For Hopeful Matters: a 1000 Little Fires, this blog accepts hooks’ challenge to remember the body in the process of building transgressive learning spaces:
‘Acknowledging that we are bodies in the classroom has been important for me.’ (Ch. 10)
New challenges face educators seeking to acknowledge the body. How do we remember the body as a site of power in a disembodied learning environment, whether a digital space or a depopulated classroom? How do we connect acknowledging bodies in the classroom with the politics of border violence of a community from which students and colleagues can be bodily removed?
Foundation year lecturer, Health, Education and Life Sciences
In Teaching to Transgress, bell hooks reminds us that to truly liberate, a classroom must be recognised on its organic level. It is a shared space in which bodies (racialised, gendered, allowed or denied freedom of movement and autonomy) come together. Recognising this embodied classroom creates the space for hearing, seeing, sensing one another in a way which allows collaborative learning: it is a matter of power. As hooks notes,
“The person who is most powerful has the privilege of denying their body” (1994:137)
The podium or front desk and the traditional classroom layout order bodies in a way which masks the lived organic world, reinforcing a mind/body binary in which the teacher can relax in the predictably of bodies, like ideas, being set in place. We are challenged by hooks to remember the body in the classroom. In remembering the body, we remember the power systems of class, race, gender, sexuality and disability, erased by the comfortable mind/body hierarchy and the “romance” of the mind freed from the body. In remembering the body, we remember these differences and the power they carry, a power obscured in the classroom as a result of the way in which bodies are ordered and contained.
The disappearing of the body in the classroom, hooks notes, is part of the process in which education is falsely presented as neutral. Knowledge brought by the educator is presented as unquestionable fact, divorced from the body delivering it:
“The erasure of the body encourages us to think that we are listening to neutral, objective facts, facts that are not particular to who is sharing the information.” (1994:147)
The project of classroom embodiment is urgent: to develop emancipatory classrooms, to teach to transgress, the body must be repeatedly recognised as present and shaping the classroom. As we consider hooks’ rich legacy and this key aspect of remembering the body, two clear challenges present themselves.

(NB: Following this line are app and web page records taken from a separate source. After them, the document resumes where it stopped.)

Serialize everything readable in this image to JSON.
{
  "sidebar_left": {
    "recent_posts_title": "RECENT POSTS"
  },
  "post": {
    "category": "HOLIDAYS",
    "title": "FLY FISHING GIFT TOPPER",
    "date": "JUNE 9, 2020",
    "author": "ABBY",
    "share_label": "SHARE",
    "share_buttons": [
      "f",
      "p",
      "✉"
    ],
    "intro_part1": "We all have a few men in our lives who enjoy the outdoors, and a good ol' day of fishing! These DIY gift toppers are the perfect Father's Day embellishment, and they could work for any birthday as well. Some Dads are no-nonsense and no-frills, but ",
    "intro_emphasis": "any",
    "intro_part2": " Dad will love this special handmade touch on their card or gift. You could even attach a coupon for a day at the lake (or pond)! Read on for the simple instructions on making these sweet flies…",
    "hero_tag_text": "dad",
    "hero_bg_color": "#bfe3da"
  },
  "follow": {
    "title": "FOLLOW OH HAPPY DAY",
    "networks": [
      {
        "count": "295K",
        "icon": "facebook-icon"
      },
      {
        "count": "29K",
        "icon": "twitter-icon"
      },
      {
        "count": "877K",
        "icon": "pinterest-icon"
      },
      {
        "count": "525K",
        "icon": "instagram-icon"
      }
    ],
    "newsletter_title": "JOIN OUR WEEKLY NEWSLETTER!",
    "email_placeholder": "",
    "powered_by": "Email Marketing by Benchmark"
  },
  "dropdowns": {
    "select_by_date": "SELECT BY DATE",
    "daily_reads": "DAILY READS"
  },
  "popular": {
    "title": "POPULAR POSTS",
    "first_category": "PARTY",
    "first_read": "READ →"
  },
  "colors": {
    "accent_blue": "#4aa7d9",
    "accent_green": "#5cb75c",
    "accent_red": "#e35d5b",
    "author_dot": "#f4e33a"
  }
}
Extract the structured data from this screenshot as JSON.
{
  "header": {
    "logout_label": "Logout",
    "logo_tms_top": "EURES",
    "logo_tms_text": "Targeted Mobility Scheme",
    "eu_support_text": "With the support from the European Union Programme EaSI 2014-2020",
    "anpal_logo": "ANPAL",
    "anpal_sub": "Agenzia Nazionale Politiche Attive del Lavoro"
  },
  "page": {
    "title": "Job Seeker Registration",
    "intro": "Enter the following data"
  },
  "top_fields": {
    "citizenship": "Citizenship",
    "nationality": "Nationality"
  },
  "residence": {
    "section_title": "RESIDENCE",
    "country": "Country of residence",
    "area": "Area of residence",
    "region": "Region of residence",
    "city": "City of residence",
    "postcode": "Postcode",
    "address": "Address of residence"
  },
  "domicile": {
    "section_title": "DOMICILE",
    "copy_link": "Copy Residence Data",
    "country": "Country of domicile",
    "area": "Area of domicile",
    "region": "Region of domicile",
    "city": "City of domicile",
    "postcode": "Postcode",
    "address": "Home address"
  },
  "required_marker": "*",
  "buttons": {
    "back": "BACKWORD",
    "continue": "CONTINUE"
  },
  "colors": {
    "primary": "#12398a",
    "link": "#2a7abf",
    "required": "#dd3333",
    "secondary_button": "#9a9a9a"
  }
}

The first challenge is the challenge of the disembodied classroom. In a hybrid or online teaching space, we see the ultimate erasure of the power systems written onto the body. An absent body cannot be read for race, for gender, for class, but losing our capacity to sense these power differences in the classroom does not mean that they are absent. A hidden body in an online space is not a body divorced from a lived world. It is not a body which has been protected from the imposition of power differences. For many reasons including the material cost and labour of attending an educational institution, we are looking into a future where students appear to be increasingly absent from material learning spaces, and pandemic-retained digital learning spaces. Even more than a traditional classroom, these spaces present opportunity to hierarchical learning systems. Unchallenged, they can be used to reinforce a model of the mind as separate from the body; for power-saturated knowledge systems to be presented as neutral transfer of facts; retreat from the body as a site of power, experience, and difference; an acceleration of “the erasure of the role of university settings as sites for the reproduction of a privileged class of values, of elitism” (2004:149). There is much work to be done to take collective ownership of these emerging spaces. How do we humanise and create transgressive educational spaces in the absence of the human body?
Secondly, in remembering and acknowledging the body in the classroom, we are presented with bodies not safe in the vacuum of sanctuary we like to imagine as the space education occupies, but bodies under siege. In the UK educational institutions are part of the terrain of the hostile environment, instructed to enforce borders through monitoring and reporting migrants and international students to the Home Office, through transmitting “British” values and implicit or explicitly the valueless-ness of non-Britishness, through complying with the Prevent strategy and thus imposing an embodied mistrust (a new beard, a hijab, a change of dress?) at complete odds with hooks’ vision of the emancipatory classroom.
We are not neutral education transmitters but bodies in a much bigger struggle in which it is not merely a computer screen but a Home Office raid which can disappear a student or colleague into a detention centre and onto a deportation flight.
We fight for agency to critique these systems of violence against the body in our classrooms for ourselves and for our students, but community resistance to immigration raids in Glasgow, Peckham and other places demonstrate the capacity of educators to write out our critique with our bodies as well as our words by taking direct action.
Maybe the key challenge in our search for how we take on hooks’ legacy of embodiment is rebuilding the connections to the embodied world being closed down by the reforming terrain of the education system. Through solidarity, through acknowledging the body outside of as well as within the walls of the institution, we can situate the emerging classroom as a lived space in a wider embodied community. In doing so, we can recognise the classroom not as a static hierarchical island but as part of a wider community subject to dehumanising border violence. To teach to transgress, hooks may be calling us to create the spaces to acknowledge and critique the body under siege, but maybe the wider challenge is to use our bodies as active participants in this struggle.
hooks, b., 1994. Teaching to transgress. London: Routledge.